Lunch with Prof. Carlo Ratti

19 Jan. 2016

This year’s annual WEF guest professor was Carlo Ratti from MIT’s Department of Urban Studies and Planning, who took time and energy from a frenetic journey that started in Singapore and would proceed to Davos.

On January 19th, 11 alums from as far as Lausanne and Fribourg joined Carlo for lunch at Loft5 in Zürich, to hear this visionary architect and engineer in person.

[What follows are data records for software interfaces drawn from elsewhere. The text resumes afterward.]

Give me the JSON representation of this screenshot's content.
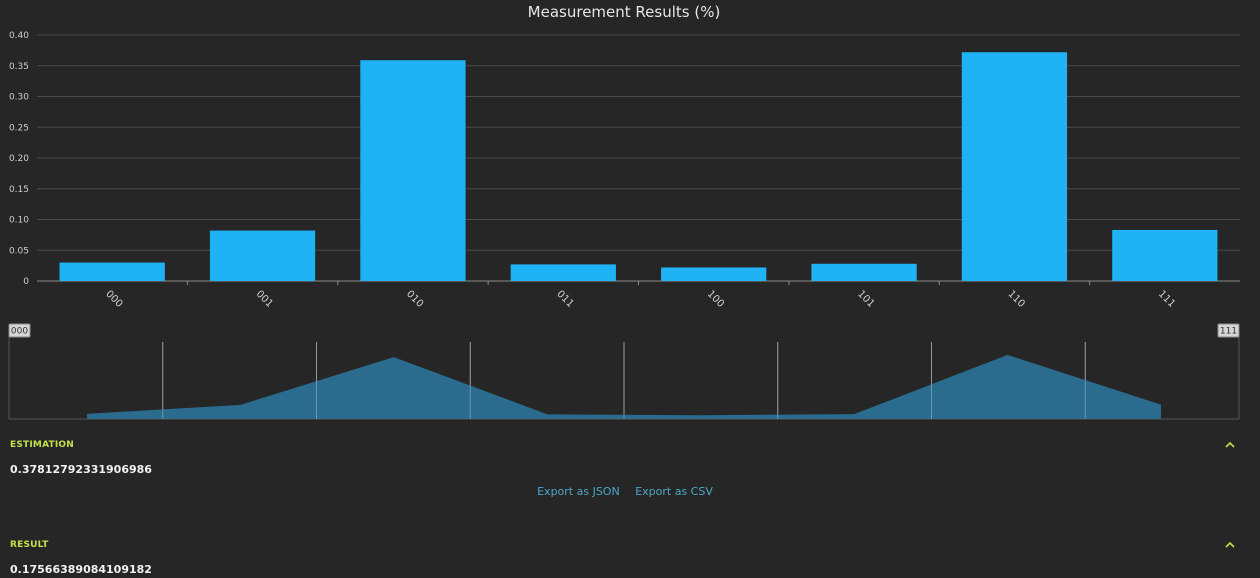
{
  "chart_data": {
    "type": "bar",
    "title": "Measurement Results (%)",
    "categories": [
      "000",
      "001",
      "010",
      "011",
      "100",
      "101",
      "110",
      "111"
    ],
    "values": [
      0.03,
      0.082,
      0.359,
      0.027,
      0.022,
      0.028,
      0.372,
      0.083
    ],
    "ylim": [
      0,
      0.4
    ],
    "yticks": [
      "0",
      "0.05",
      "0.10",
      "0.15",
      "0.20",
      "0.25",
      "0.30",
      "0.35",
      "0.40"
    ],
    "grid": true,
    "bar_color": "#1fb2f5"
  },
  "navigator": {
    "start_label": "000",
    "end_label": "111",
    "area_color": "#2a6f93"
  },
  "estimation": {
    "header": "ESTIMATION",
    "value": "0.37812792331906986"
  },
  "export": {
    "json_label": "Export as JSON",
    "csv_label": "Export as CSV"
  },
  "result": {
    "header": "RESULT",
    "value": "0.17566389084109182"
  },
  "colors": {
    "background": "#262626",
    "accent": "#c3e04a",
    "link": "#4ba8c8"
  }
}
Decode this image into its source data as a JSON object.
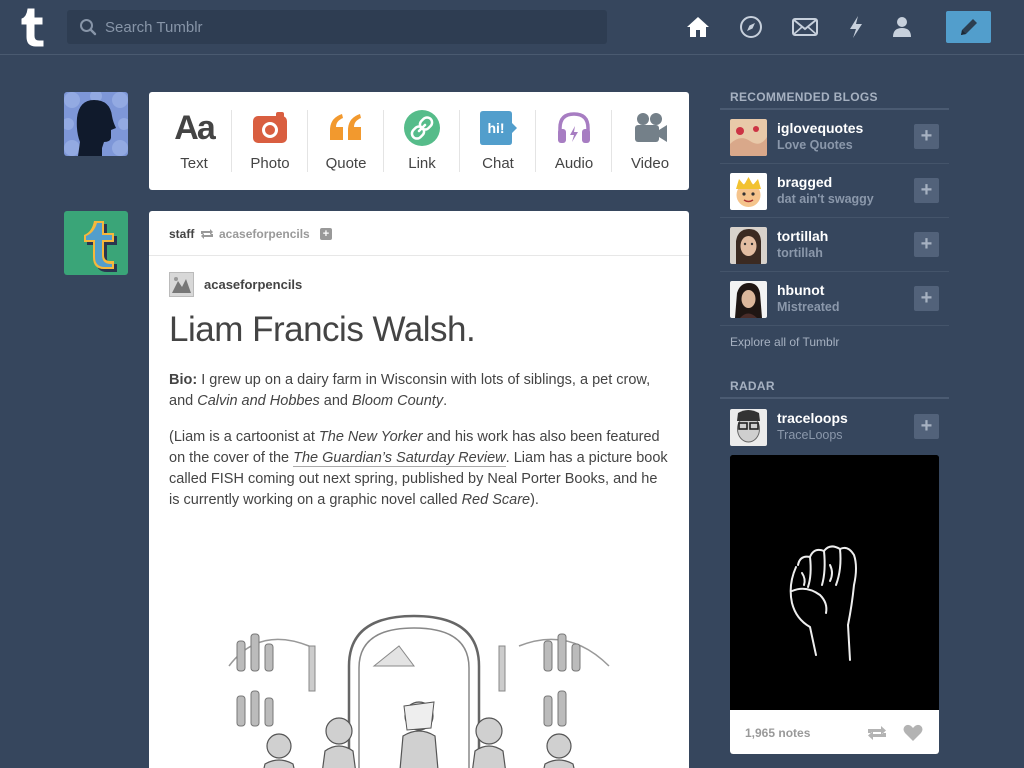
{
  "header": {
    "search_placeholder": "Search Tumblr"
  },
  "post_types": [
    {
      "label": "Text",
      "icon": "text-icon",
      "color": "#444444"
    },
    {
      "label": "Photo",
      "icon": "camera-icon",
      "color": "#d95e40"
    },
    {
      "label": "Quote",
      "icon": "quote-icon",
      "color": "#f2992e"
    },
    {
      "label": "Link",
      "icon": "link-icon",
      "color": "#56bc8a"
    },
    {
      "label": "Chat",
      "icon": "chat-icon",
      "color": "#529ecc"
    },
    {
      "label": "Audio",
      "icon": "headphones-icon",
      "color": "#a77dc2"
    },
    {
      "label": "Video",
      "icon": "video-camera-icon",
      "color": "#748089"
    }
  ],
  "chat_icon_text": "hi!",
  "post": {
    "reblogger": "staff",
    "reblog_source": "acaseforpencils",
    "source_blog": "acaseforpencils",
    "title": "Liam Francis Walsh.",
    "bio_label": "Bio:",
    "bio_text_1": " I grew up on a dairy farm in Wisconsin with lots of siblings, a pet crow, and ",
    "bio_italic_1": "Calvin and Hobbes",
    "bio_text_2": " and ",
    "bio_italic_2": "Bloom County",
    "bio_text_3": ".",
    "p2_text_1": "(Liam is a cartoonist at ",
    "p2_italic_1": "The New Yorker",
    "p2_text_2": " and his work has also been featured on the cover of the ",
    "p2_link": "The Guardian’s Saturday Review",
    "p2_text_3": ". Liam has a picture book called FISH coming out next spring, published by Neal Porter Books, and he is currently working on a graphic novel called ",
    "p2_italic_2": "Red Scare",
    "p2_text_4": ")."
  },
  "sidebar": {
    "recommended_heading": "RECOMMENDED BLOGS",
    "blogs": [
      {
        "name": "iglovequotes",
        "title": "Love Quotes"
      },
      {
        "name": "bragged",
        "title": "dat ain't swaggy"
      },
      {
        "name": "tortillah",
        "title": "tortillah"
      },
      {
        "name": "hbunot",
        "title": "Mistreated"
      }
    ],
    "explore": "Explore all of Tumblr",
    "radar_heading": "RADAR",
    "radar_blog": {
      "name": "traceloops",
      "title": "TraceLoops"
    },
    "radar_notes": "1,965 notes"
  },
  "colors": {
    "background": "#36465d",
    "accent": "#529ecc"
  }
}
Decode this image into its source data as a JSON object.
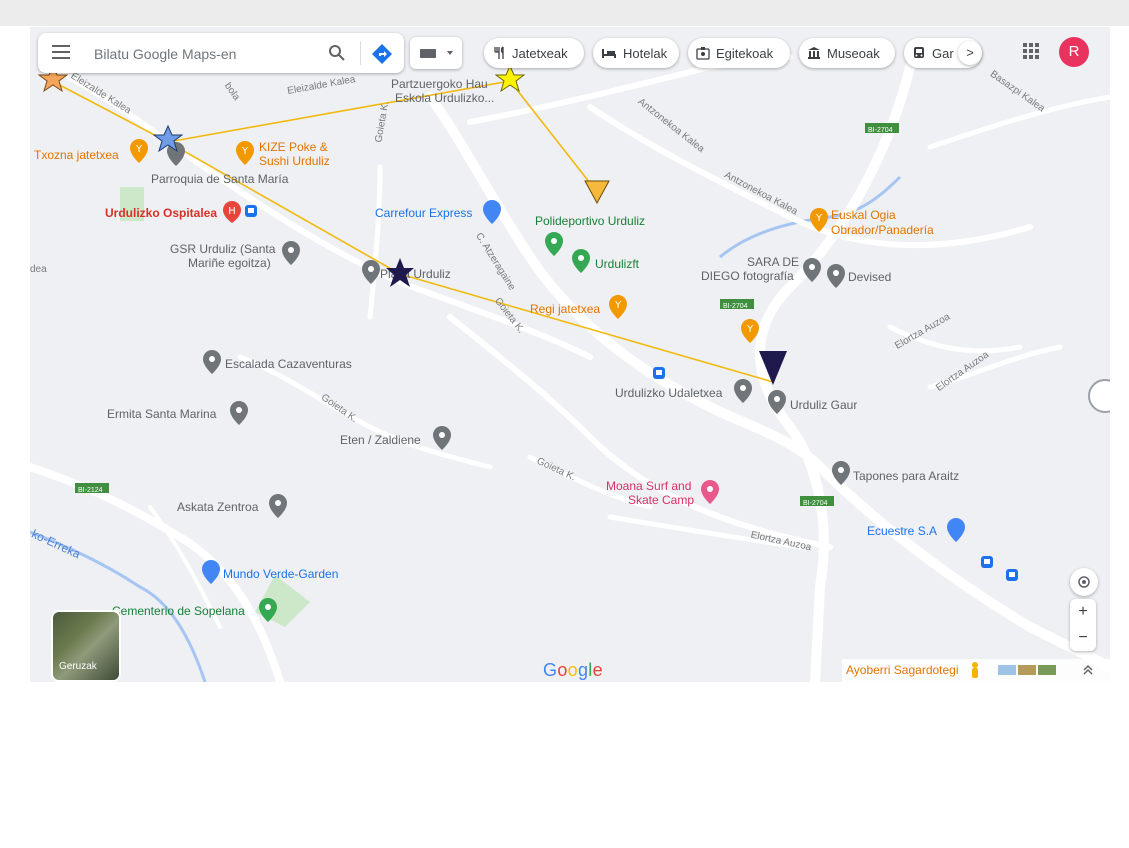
{
  "search": {
    "placeholder": "Bilatu Google Maps-en",
    "menu_icon": "hamburger-menu-icon",
    "search_icon": "search-icon",
    "directions_icon": "directions-icon"
  },
  "keyboard_icon": "keyboard-icon",
  "chips": [
    {
      "label": "Jatetxeak",
      "icon": "restaurant-icon"
    },
    {
      "label": "Hotelak",
      "icon": "hotel-icon"
    },
    {
      "label": "Egitekoak",
      "icon": "things-to-do-icon"
    },
    {
      "label": "Museoak",
      "icon": "museum-icon"
    },
    {
      "label": "Gar",
      "icon": "transit-icon"
    }
  ],
  "chips_more_label": ">",
  "account_initial": "R",
  "layers_label": "Geruzak",
  "google_logo": "Google",
  "bottom_place": "Ayoberri Sagardotegi",
  "colors": {
    "avatar": "#e8335f",
    "route": "#f2b90d",
    "marker_orange_star": "#f4a65a",
    "marker_blue_star": "#6f9ce6",
    "marker_yellow_star": "#fff200",
    "marker_orange_triangle": "#f6b93b",
    "marker_dark": "#1f1a4d"
  },
  "places": {
    "txozna": "Txozna jatetxea",
    "kize_1": "KIZE Poke &",
    "kize_2": "Sushi Urduliz",
    "parroquia": "Parroquia de Santa María",
    "ospitalea": "Urdulizko Ospitalea",
    "carrefour": "Carrefour Express",
    "polideportivo": "Polideportivo Urduliz",
    "urdulizft": "Urdulizft",
    "gsr_1": "GSR Urduliz (Santa",
    "gsr_2": "Mariñe egoitza)",
    "plaza": "Plaza Urduliz",
    "euskal_1": "Euskal Ogia",
    "euskal_2": "Obrador/Panadería",
    "sara_1": "SARA DE",
    "sara_2": "DIEGO fotografía",
    "devised": "Devised",
    "regi": "Regi jatetxea",
    "escalada": "Escalada Cazaventuras",
    "udaletxea": "Urdulizko Udaletxea",
    "gaur": "Urduliz Gaur",
    "ermita": "Ermita Santa Marina",
    "eten": "Eten / Zaldiene",
    "tapones": "Tapones para Araitz",
    "moana_1": "Moana Surf and",
    "moana_2": "Skate Camp",
    "askata": "Askata Zentroa",
    "ecuestre": "Ecuestre S.A",
    "mundo": "Mundo Verde-Garden",
    "cementerio": "Cementerio de Sopelana",
    "partzuergo_1": "Partzuergoko Hau",
    "partzuergo_2": "Eskola Urdulizko..."
  },
  "roads": {
    "eleizalde_kalea_1": "Eleizalde Kalea",
    "eleizalde_kalea_2": "Eleizalde Kalea",
    "goieta_k_1": "Goieta K.",
    "goieta_k_2": "Goieta K.",
    "goieta_k_3": "Goieta K.",
    "goieta_k_4": "Goieta K.",
    "antzoneko_1": "Antzonekoa Kalea",
    "antzoneko_2": "Antzonekoa Kalea",
    "c_atzeragaine": "C. Atzeragaine",
    "elortza_1": "Elortza Auzoa",
    "elortza_2": "Elortza Auzoa",
    "elortza_3": "Elortza Auzoa",
    "bi2704_1": "BI-2704",
    "bi2704_2": "BI-2704",
    "bi2704_3": "BI-2704",
    "bi2124": "BI-2124",
    "erreka": "ko-Erreka",
    "dea": "dea",
    "bola": "bola",
    "basazpi": "Basazpi Kalea"
  }
}
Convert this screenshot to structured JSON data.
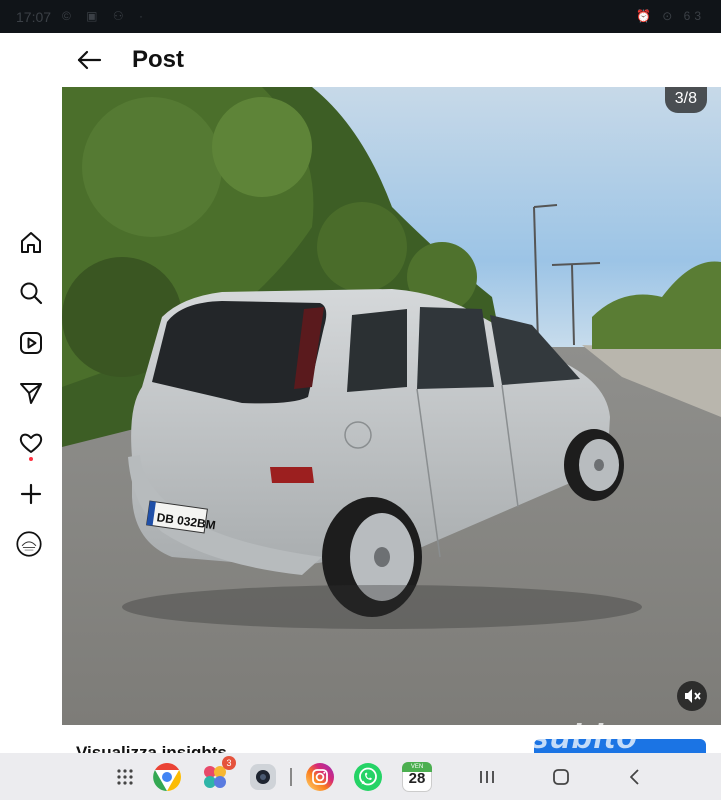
{
  "status_bar": {
    "time": "17:07",
    "left_icons": "© ▣ ⚇ ·",
    "right_icons": "⏰ ⊙ 63"
  },
  "header": {
    "title": "Post"
  },
  "photo": {
    "counter": "3/8",
    "plate": "DB 032BM"
  },
  "caption": {
    "text": "Visualizza insights"
  },
  "watermark": "subito",
  "sidebar": {
    "items": [
      "home-icon",
      "search-icon",
      "reels-icon",
      "send-icon",
      "heart-icon",
      "create-icon",
      "profile-avatar"
    ]
  },
  "navbar": {
    "apps": [
      "app-drawer",
      "chrome",
      "gallery",
      "camera",
      "instagram",
      "whatsapp",
      "calendar"
    ],
    "gallery_badge": "3",
    "calendar_label": "VEN",
    "calendar_day": "28"
  },
  "colors": {
    "accent_blue": "#1b74e4",
    "notification_red": "#ff3040"
  }
}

In an interview with WIRED magazine, he states that his projects “focus on how new technologies are changing the way we understand, design and ultimately live in cities…on one of our projects, Underworlds, collects and analyses biochemical information from sewage water.” Ratti, who prefers to design, rather than predict our future, sees the most significant recent development as “the internet, which by then will have entered not only into our lives, but also into our bodies.”


We were eager to hear more. Here an excerpt of the discussion that made time fly before Carlo headed off to meet the politicians, rock stars, and (what he ironically called) “plutocrats” in the “equalizing snow” of the alps:

In the age of big data, Ratti’s research focuses on multiple aspects of the city. According to one of his studies, ride sharing could reduce the number of taxis in NYC dramatically (I think he said from 12k to 8k). Referring to his Davos message, he explained that the role of government will be to regulate and drive integration of software protocols and interfaces so the efficient use of urban resources (not just fresh air and vehicles, but the actual number of streets could be closed to traffic), can become reality. Today a driver needs to have several phones mounted on his dashboard to choose between all possible requests from proprietary platforms. Without intervention, market forces and winner-take-all business models will perpetuate absurd practices like these.


The conversation inevitably turned to the urban future, when he asked us what our favourite cities were. Sydney, Paris, London, were among the top, while Carlo praised the juxtaposition of nature and manmade habitat in Darwin, Australia.
He playfully imagined a mass customization of the urban experience, in which residents wish for “the topography of Prague, together with climate of Naples, the nightlife of Rio, and the fusion cooking of San Francisco”.

We asked MIT’s Director of Senseable Labs about the building projects he is working on. His architecture firm, Ratti Associates is currently building Singapore’s highest skyscraper: “Yes, we do a lot of brick and mortar work, but we want to create dynamic interactions in the cities they are in. Buildings should respond to us like human beings. Can heating, lighting, and cooling for example follow you interactively as you move in the rooms?” By the way, it is worth watching the presentation of “Architecture that senses and responds” in his TED talk


We heard that the future of the city has two possible scenarios: 1) either be run centrally by a single corporation (he named IBM but probably didn’t mean them literally), or 2) an ecosystem which is run bottoms-up by its residents. Which one would we prefer?


And in spite of what we might expect from a data guru, Carlo Ratti sees technology as central to most change, but not exclusively so:
“Why are we here together today? We could have had a skype lunch and talked about the same things. But you can’t substitute or model experiences. All of us have come together for just that.”

Bublu Thakur-Weigold ’88